* TASK REQUIREMENTS
Return every line from the records below that has the word "Default".

* DATA FOR REVIEW
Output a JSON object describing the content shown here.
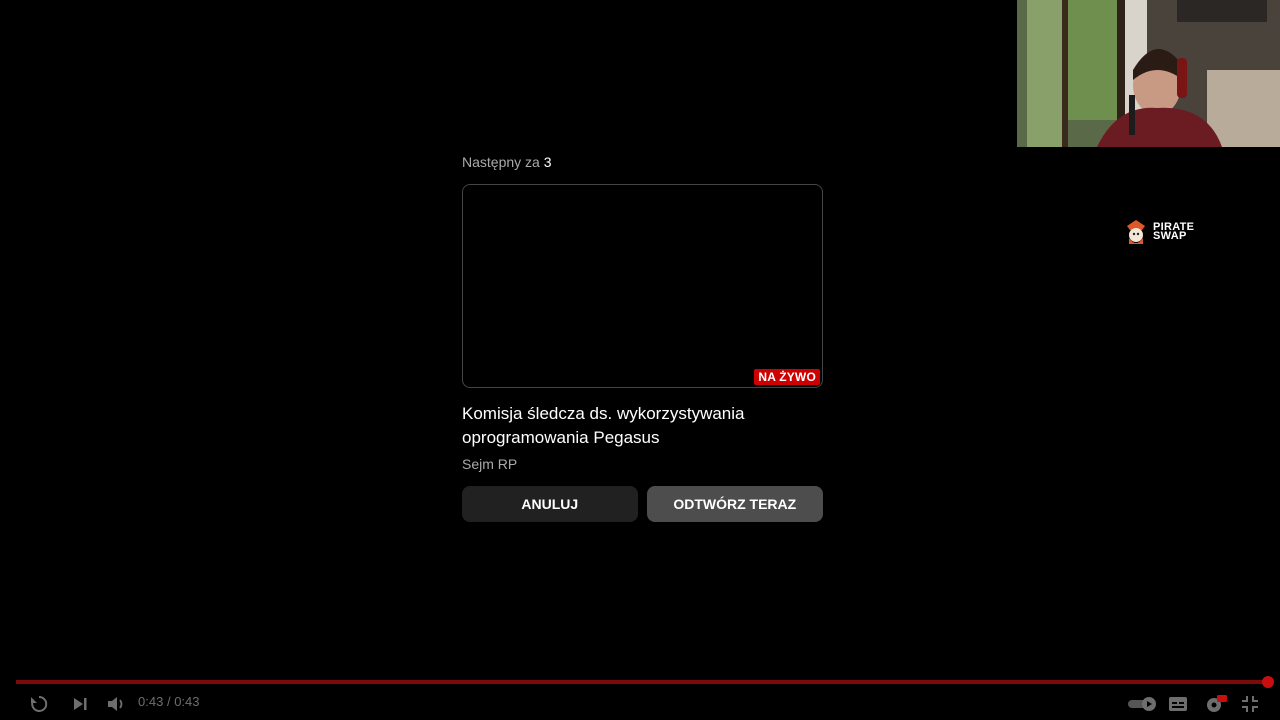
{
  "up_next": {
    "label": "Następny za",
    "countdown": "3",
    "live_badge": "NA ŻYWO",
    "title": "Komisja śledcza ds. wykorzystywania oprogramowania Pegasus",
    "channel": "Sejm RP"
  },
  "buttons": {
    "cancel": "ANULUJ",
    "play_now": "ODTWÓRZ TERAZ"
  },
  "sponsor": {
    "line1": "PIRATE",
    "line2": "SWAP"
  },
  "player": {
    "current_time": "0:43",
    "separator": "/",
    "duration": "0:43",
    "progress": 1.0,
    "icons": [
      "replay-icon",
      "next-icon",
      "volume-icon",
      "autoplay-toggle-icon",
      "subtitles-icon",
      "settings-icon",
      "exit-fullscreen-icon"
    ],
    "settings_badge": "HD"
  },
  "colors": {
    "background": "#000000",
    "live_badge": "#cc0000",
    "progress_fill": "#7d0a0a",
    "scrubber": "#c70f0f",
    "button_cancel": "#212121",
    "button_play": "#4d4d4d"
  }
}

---

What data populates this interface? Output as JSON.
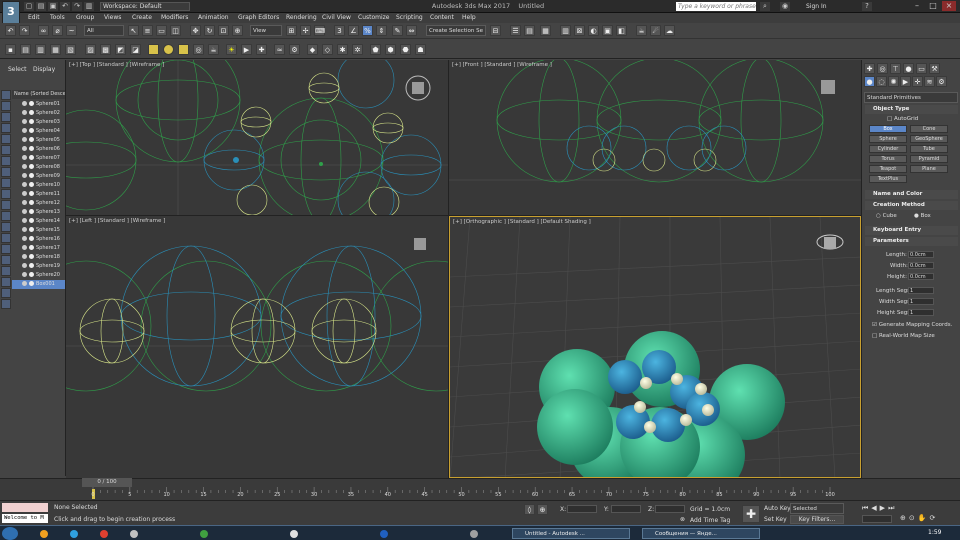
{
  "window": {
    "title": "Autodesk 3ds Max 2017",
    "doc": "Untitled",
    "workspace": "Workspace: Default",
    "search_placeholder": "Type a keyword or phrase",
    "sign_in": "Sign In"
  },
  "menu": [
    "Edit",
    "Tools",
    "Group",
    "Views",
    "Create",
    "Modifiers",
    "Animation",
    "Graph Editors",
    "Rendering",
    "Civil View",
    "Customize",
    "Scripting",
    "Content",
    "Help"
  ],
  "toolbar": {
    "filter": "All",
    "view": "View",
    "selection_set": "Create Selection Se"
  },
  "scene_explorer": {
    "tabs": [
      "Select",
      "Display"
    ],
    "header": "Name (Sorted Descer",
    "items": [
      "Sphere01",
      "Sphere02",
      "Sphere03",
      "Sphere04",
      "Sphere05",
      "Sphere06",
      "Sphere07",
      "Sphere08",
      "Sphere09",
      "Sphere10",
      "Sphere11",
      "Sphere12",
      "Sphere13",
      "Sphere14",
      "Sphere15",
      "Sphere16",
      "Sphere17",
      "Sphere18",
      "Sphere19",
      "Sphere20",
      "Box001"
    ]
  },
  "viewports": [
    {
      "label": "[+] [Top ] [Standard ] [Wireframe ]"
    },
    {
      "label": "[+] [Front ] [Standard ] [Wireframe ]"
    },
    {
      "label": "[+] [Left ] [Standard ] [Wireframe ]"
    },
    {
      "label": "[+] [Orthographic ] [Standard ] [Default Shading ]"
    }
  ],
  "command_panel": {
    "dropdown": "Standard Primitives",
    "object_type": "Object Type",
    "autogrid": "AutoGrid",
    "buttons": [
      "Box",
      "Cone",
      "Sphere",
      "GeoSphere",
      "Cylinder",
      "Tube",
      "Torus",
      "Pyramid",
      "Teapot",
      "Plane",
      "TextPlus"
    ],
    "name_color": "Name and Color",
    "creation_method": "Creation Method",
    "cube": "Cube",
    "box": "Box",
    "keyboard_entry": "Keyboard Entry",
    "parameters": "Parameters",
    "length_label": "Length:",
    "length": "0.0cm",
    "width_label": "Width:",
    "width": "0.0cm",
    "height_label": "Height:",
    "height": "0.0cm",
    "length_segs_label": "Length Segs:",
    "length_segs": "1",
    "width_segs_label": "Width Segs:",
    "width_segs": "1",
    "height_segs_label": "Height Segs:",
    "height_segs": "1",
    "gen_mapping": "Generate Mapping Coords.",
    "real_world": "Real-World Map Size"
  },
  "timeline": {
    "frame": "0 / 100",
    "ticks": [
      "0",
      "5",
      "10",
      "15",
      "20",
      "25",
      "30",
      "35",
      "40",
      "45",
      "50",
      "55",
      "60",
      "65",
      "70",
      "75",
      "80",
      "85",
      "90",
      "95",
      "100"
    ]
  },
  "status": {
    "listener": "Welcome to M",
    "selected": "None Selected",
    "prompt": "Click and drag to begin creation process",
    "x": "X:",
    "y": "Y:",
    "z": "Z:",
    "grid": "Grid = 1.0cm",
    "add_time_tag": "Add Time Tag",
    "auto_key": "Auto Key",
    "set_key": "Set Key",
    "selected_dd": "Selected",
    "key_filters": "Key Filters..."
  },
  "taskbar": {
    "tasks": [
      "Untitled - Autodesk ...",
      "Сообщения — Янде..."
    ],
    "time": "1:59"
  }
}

* SOLUTION FOR THIS PROBLEM
    "workspace": "Workspace: Default",
      "label": "[+] [Orthographic ] [Standard ] [Default Shading ]"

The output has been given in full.